Ted Allen, in charge of the Development Services and Permits (DSP) program, reviewed the Bureau’s primary functions: (1) to deliver capital projects, (2) to permit infrastructure improvements in the public right-of-way including streets and sidewalks, and (3) to serve as map keeper archiving old street and bridge plans and reproducing maps including NavigateLA, a web-based application available at navigatela.lacity.org/
Robert Kadomatsu, in charge of finance and administrative services explained that the Bureau’s budget priorities are: (1) the Sidewalk and Complete Streets program, (2) the the DSP program, (3) the Mobility program, (4) the Mayor’s focus on housing for the homeless, (5) the Public Buildings and Open Spaces program and (6) the Wastewater program.
The Bureau designs, constructs and delivers the City’s capital projects including wastewater, municipal buildings, open spaces, recreation and park facilities as well as bridge and street improvements. For information on Engineering’s Programs, go to: <http://eng.lacity.org>.
Most of the Bureau’s work is completed by in-house staff but supplemented by consultants. There are two primary reasons for hiring contracted staff (1) “When we don’t have the in-house expertise to do some or all of a particular project,” said Allen, and (2) “for staff augmentation, when there’s not enough staff to deliver a particular project.” Hiring outside consultants avoids laying off Engineering staff, when there’s an economic downturn, while keeping the expertise with Engineering. “The specific projects that consultants are utilized for is generally left up to the Division Engineers that are closer to the projects and the available staffing” Allen said.
“Our services are to perform the design the construction management part of the project,” Allen said as Robert Kadomatsu added, “someone else goes to get the money and we complete the projects.” Other City Departments and Bureaus will purchase or reimburse the Bureau of Engineering for providing various engineering services.
For example, the owner/operator of the infrastructure project, such as the Department of Recreation and Parks for parks, or the Bureau of Sanitation for the sewer system, do the advanced planning and grant applications for their project. “They identify the funding and we deliver their project,” said Kadomatsu.
Wastewater is a fully Special funded Program and constitutes about half of Engineering’s workload and budget. The Sewer Capital Fund comes from Sanitation sewer charges collected by DWP and for fiscal year 2016-17 contributed $38,780,659 to the Bureau of Engineering’s $86, 492,282 budget.

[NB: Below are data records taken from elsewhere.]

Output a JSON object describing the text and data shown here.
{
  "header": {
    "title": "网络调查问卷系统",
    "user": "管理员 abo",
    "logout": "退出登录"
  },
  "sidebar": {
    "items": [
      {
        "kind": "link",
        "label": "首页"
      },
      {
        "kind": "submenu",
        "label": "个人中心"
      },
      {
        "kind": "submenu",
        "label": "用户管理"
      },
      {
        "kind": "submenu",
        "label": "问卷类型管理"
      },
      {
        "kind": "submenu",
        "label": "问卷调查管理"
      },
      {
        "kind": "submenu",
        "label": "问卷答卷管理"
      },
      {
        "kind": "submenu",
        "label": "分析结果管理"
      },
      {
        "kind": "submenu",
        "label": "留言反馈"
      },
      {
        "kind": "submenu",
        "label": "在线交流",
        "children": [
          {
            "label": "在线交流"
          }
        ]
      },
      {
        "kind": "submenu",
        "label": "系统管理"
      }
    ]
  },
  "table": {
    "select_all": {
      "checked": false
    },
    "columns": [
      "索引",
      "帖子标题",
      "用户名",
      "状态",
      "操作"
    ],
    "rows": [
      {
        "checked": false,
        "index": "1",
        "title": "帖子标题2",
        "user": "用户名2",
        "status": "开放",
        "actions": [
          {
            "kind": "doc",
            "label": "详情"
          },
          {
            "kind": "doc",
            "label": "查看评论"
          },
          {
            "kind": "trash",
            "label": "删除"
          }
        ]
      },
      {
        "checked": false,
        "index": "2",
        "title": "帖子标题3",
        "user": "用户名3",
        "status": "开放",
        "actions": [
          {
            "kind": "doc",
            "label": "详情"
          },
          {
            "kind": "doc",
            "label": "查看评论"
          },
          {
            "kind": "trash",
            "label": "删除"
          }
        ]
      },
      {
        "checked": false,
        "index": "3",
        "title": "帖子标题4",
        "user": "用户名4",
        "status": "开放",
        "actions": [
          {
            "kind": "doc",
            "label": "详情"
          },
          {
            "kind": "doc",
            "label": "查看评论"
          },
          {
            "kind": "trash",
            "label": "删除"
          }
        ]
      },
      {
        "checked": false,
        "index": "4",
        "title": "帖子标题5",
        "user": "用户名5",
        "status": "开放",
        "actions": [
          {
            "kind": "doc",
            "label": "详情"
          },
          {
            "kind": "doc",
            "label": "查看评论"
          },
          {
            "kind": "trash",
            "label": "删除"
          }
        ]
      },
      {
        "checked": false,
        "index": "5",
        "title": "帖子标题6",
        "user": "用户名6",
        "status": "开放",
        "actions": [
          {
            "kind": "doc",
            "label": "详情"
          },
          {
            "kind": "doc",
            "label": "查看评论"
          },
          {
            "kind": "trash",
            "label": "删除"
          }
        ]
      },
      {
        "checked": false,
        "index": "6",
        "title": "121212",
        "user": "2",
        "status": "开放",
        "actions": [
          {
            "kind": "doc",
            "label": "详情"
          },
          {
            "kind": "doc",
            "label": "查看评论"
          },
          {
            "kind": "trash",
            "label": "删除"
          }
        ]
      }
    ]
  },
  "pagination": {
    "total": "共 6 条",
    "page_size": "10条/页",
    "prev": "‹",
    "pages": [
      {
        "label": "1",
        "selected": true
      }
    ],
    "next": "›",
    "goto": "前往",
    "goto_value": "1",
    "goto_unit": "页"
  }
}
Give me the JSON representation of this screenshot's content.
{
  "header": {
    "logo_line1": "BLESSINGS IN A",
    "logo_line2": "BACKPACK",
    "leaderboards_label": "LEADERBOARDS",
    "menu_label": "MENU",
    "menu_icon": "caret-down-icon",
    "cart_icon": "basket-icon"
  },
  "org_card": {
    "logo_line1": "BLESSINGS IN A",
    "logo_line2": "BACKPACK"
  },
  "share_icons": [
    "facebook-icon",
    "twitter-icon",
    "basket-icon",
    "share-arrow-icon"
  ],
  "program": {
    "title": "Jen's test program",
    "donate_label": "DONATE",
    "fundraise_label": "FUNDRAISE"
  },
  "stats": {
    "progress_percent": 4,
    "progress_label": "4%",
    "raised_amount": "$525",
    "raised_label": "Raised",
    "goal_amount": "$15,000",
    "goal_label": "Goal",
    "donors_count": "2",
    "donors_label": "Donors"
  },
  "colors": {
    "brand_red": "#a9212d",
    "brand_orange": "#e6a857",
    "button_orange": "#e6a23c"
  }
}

Two major mechanisms that track projects and funds within the City are: (1) the Construction Projects Report (CPR), that provides status and funding information on various City capital projects going on in the city, and (2) the Financial Status Report (FSR) that updates the financial status of the City, its departments, highlights fiscal concerns, and identifies fund transfers, the movement of funding from one department or Fund to another, as well as funding appropriations. Among recent Capital Projects being developed by the Bureau are projects along the Los Angeles River, the Los Angeles Street Civic Building, and the Sixth Street Viaduct Replacement Project.
The Sixth Street Viaduct Replacement project is the largest project that the Bureau of Engineering currently has: a 3,500 feet long bridge with expanded bike and pedestrian lanes. Below the bridge, there are a number of railroad tracks running on both sides of the Los Angeles River, Allen explained, which makes the construction very complex. The “old bridge was torn down, because the aggregates used in 1928 started to create a chemical reaction with the cement, cracking the structure”, he said.
“It had what is known as an “Alkali Silica Reaction” or a “concrete cancer”. It was crumbling from the inside. We couldn’t even recycle the concrete,” Mary Nemick added. So the bridge had to come down for safety reasons. It went directly to a landfill except that two summers ago we held a Rock Day LA and gave 1,300 pieces of the bridge away, Nemick said.
Engineering is losing people to retirement. To recruit civil and structural engineers, the Bureau participates in career fairs at local universities, and in the last three years has started to recruit across the country Mr. Kadomatsu said. “It’s not easy finding the quantity of highly qualified people that we need to replace our retirees, but with our expanded recruitment efforts, we have been able to do so,” said Allen.
Connie Acosta is an independent reporter and board member of the Echo Park Neighborhood Council.